Living with cancer blog
Intimacy and sex after prostate cancer
By Sheryl M. Ness, R.N. September 25, 2010
Men are faced with many physical, emotional and sexual challenges after a diagnosis of prostate cancer.
Today, there are many choices for treatment options to consider. What may be best for one person isn't for another. Collect the facts, discuss your options with your cancer treatment team, and talk with other prostate cancer survivors.
Take the time to be comfortable with your treatment option beforehand. Don't be afraid to ask questions about how your treatment will affect your sexual function. It's more important to have a good understanding of what to expect after treatment is over.
Surgery, radiation, chemotherapy and hormone therapy can all cause some sexual side effects. Nerve-sparing surgery to remove prostate cancer is less likely to cause erectile dysfunction. However, this may not be an option for everyone depending on the tumor size and location.
Remember to give your body time to heal after surgery before getting too frustrated with loss of function. It can take a year or two for the nerves and blood vessels to heal completely.
Some important steps to consider if you are experiencing sexual side effects:
- Talk with your health care team. Ask your health care provider what to expect and formulate a plan to address your concerns. It might be necessary to see someone who specializes in sexual function (many times this is a urologist or a sex therapist).
- Be open and communicate with your partner. Be honest with your feelings, concerns and needs. If you are open with how you're feeling, you can work together to address what is best for you as a couple.
- Seek support and information from other survivors. Network and talk with others who have gone through similar experiences. Many times, a local prostate cancer support group can be a great forum to gain knowledge and support. Online forums and discussion groups can also be a great way to ask questions and get support.

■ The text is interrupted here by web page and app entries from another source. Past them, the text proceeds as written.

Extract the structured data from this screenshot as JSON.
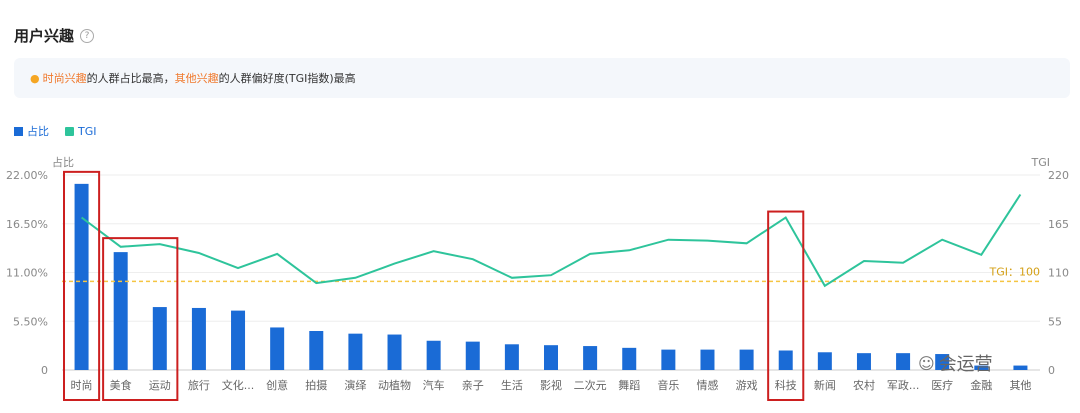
{
  "header": {
    "title": "用户兴趣",
    "help_icon": "question-circle-icon"
  },
  "insight": {
    "icon": "lightbulb-icon",
    "highlight1": "时尚兴趣",
    "text1": "的人群占比最高，",
    "highlight2": "其他兴趣",
    "text2": "的人群偏好度(TGI指数)最高"
  },
  "legend": {
    "bar_label": "占比",
    "line_label": "TGI"
  },
  "colors": {
    "bar": "#1a6bd6",
    "line": "#2ec49b",
    "reference": "#f5c542",
    "annotation_box": "#cc1f1f"
  },
  "watermark": {
    "icon": "wechat-icon",
    "text": "会运营"
  },
  "chart_data": {
    "type": "bar",
    "categories": [
      "时尚",
      "美食",
      "运动",
      "旅行",
      "文化...",
      "创意",
      "拍摄",
      "演绎",
      "动植物",
      "汽车",
      "亲子",
      "生活",
      "影视",
      "二次元",
      "舞蹈",
      "音乐",
      "情感",
      "游戏",
      "科技",
      "新闻",
      "农村",
      "军政...",
      "医疗",
      "金融",
      "其他"
    ],
    "series": [
      {
        "name": "占比",
        "type": "bar",
        "axis": "left",
        "values": [
          21.0,
          13.3,
          7.1,
          7.0,
          6.7,
          4.8,
          4.4,
          4.1,
          4.0,
          3.3,
          3.2,
          2.9,
          2.8,
          2.7,
          2.5,
          2.3,
          2.3,
          2.3,
          2.2,
          2.0,
          1.9,
          1.9,
          1.8,
          0.5,
          0.5
        ]
      },
      {
        "name": "TGI",
        "type": "line",
        "axis": "right",
        "values": [
          172,
          139,
          142,
          132,
          115,
          131,
          98,
          104,
          120,
          134,
          125,
          104,
          107,
          131,
          135,
          147,
          146,
          143,
          172,
          95,
          123,
          121,
          147,
          130,
          198
        ]
      }
    ],
    "ylabel_left": "占比",
    "ylabel_right": "TGI",
    "yticks_left": [
      "0",
      "5.50%",
      "11.00%",
      "16.50%",
      "22.00%"
    ],
    "yticks_right": [
      "0",
      "55",
      "110",
      "165",
      "220"
    ],
    "ylim_left": [
      0,
      22
    ],
    "ylim_right": [
      0,
      220
    ],
    "reference_line": {
      "value": 100,
      "label": "TGI：100"
    },
    "highlighted_categories": [
      [
        "时尚"
      ],
      [
        "美食",
        "运动"
      ],
      [
        "科技"
      ]
    ],
    "grid": true
  }
}
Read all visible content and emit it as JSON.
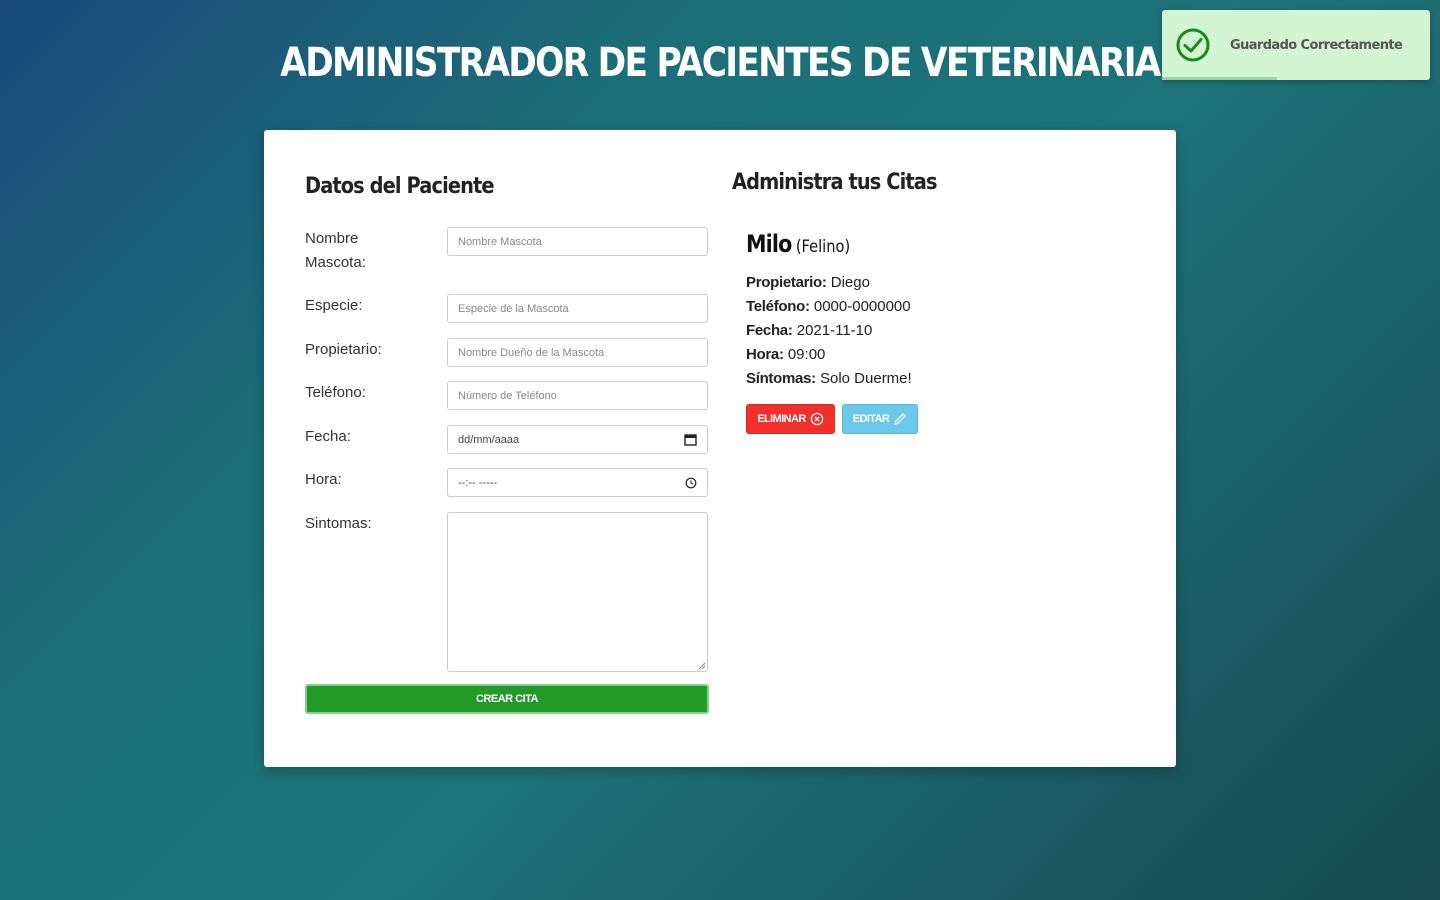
{
  "header": {
    "title": "ADMINISTRADOR DE PACIENTES DE VETERINARIA"
  },
  "toast": {
    "message": "Guardado Correctamente",
    "icon": "check-circle-icon",
    "progress": 0.43
  },
  "form": {
    "title": "Datos del Paciente",
    "fields": [
      {
        "label": "Nombre Mascota:",
        "placeholder": "Nombre Mascota"
      },
      {
        "label": "Especie:",
        "placeholder": "Especie de la Mascota"
      },
      {
        "label": "Propietario:",
        "placeholder": "Nombre Dueño de la Mascota"
      },
      {
        "label": "Teléfono:",
        "placeholder": "Número de Teléfono"
      },
      {
        "label": "Fecha:",
        "value": "dd/mm/aaaa",
        "icon": "calendar-icon"
      },
      {
        "label": "Hora:",
        "value": "--:-- -----",
        "icon": "clock-icon"
      },
      {
        "label": "Sintomas:"
      }
    ],
    "submit_label": "CREAR CITA"
  },
  "citas": {
    "title": "Administra tus Citas",
    "items": [
      {
        "name": "Milo",
        "species": "(Felino)",
        "owner_label": "Propietario:",
        "owner": "Diego",
        "phone_label": "Teléfono:",
        "phone": "0000-0000000",
        "date_label": "Fecha:",
        "date": "2021-11-10",
        "time_label": "Hora:",
        "time": "09:00",
        "symptoms_label": "Síntomas:",
        "symptoms": "Solo Duerme!",
        "delete_label": "ELIMINAR",
        "edit_label": "EDITAR"
      }
    ]
  },
  "colors": {
    "success": "#23992a",
    "danger": "#f2302b",
    "info": "#6ac8ea",
    "toast_bg": "#d4f5d2"
  }
}
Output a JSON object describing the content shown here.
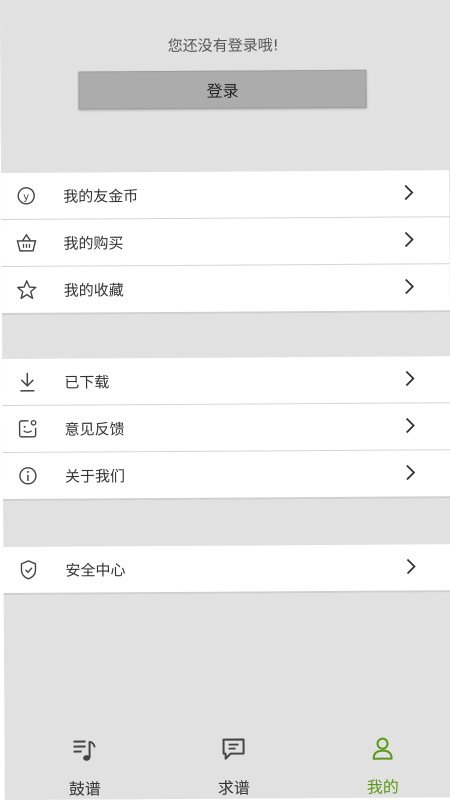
{
  "header": {
    "login_hint": "您还没有登录哦!",
    "login_button": "登录"
  },
  "group1": [
    {
      "label": "我的友金币",
      "icon": "coin-icon"
    },
    {
      "label": "我的购买",
      "icon": "basket-icon"
    },
    {
      "label": "我的收藏",
      "icon": "star-icon"
    }
  ],
  "group2": [
    {
      "label": "已下载",
      "icon": "download-icon"
    },
    {
      "label": "意见反馈",
      "icon": "feedback-icon"
    },
    {
      "label": "关于我们",
      "icon": "info-icon"
    }
  ],
  "group3": [
    {
      "label": "安全中心",
      "icon": "shield-icon"
    }
  ],
  "tabs": [
    {
      "label": "鼓谱",
      "icon": "score-icon",
      "active": false
    },
    {
      "label": "求谱",
      "icon": "message-icon",
      "active": false
    },
    {
      "label": "我的",
      "icon": "user-icon",
      "active": true
    }
  ],
  "colors": {
    "active_tab": "#5a9a18",
    "background": "#e1e1e1",
    "login_button": "#acacac"
  }
}
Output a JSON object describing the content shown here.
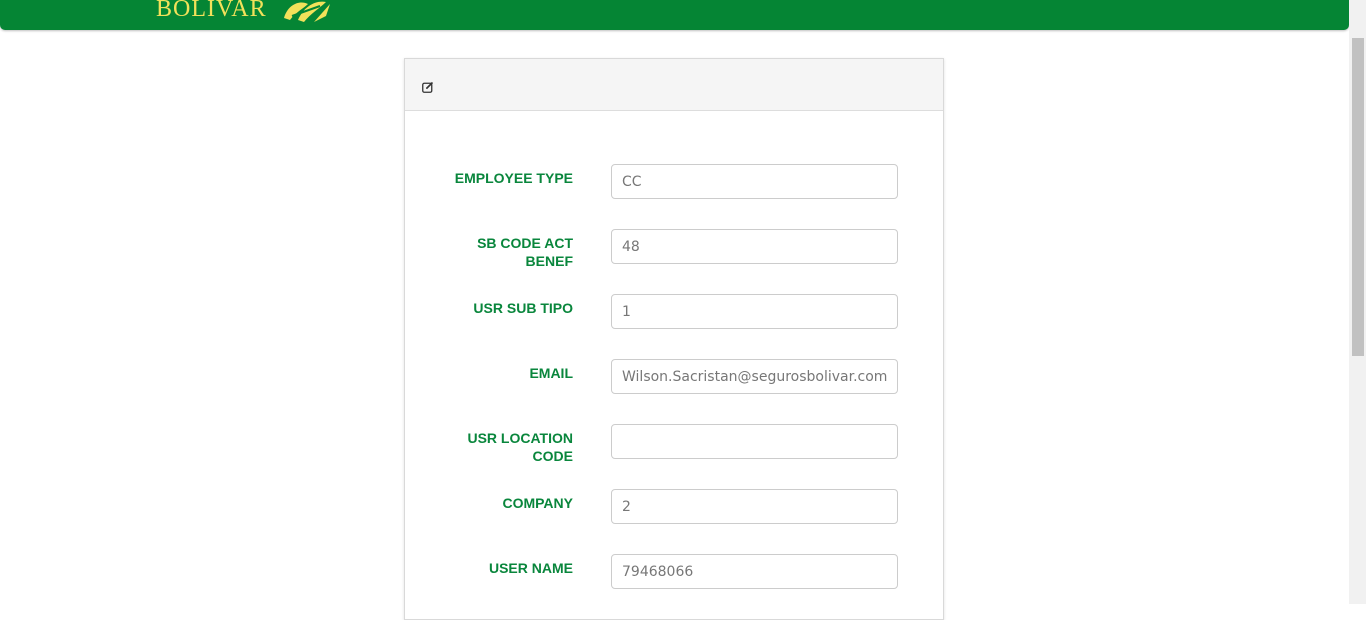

Many of you have asked for this topic of discussion. This is an opportunity to ask your questions and share with others what has worked for you.
Sept. 25, 2010
Sheryl M. Ness, R.N.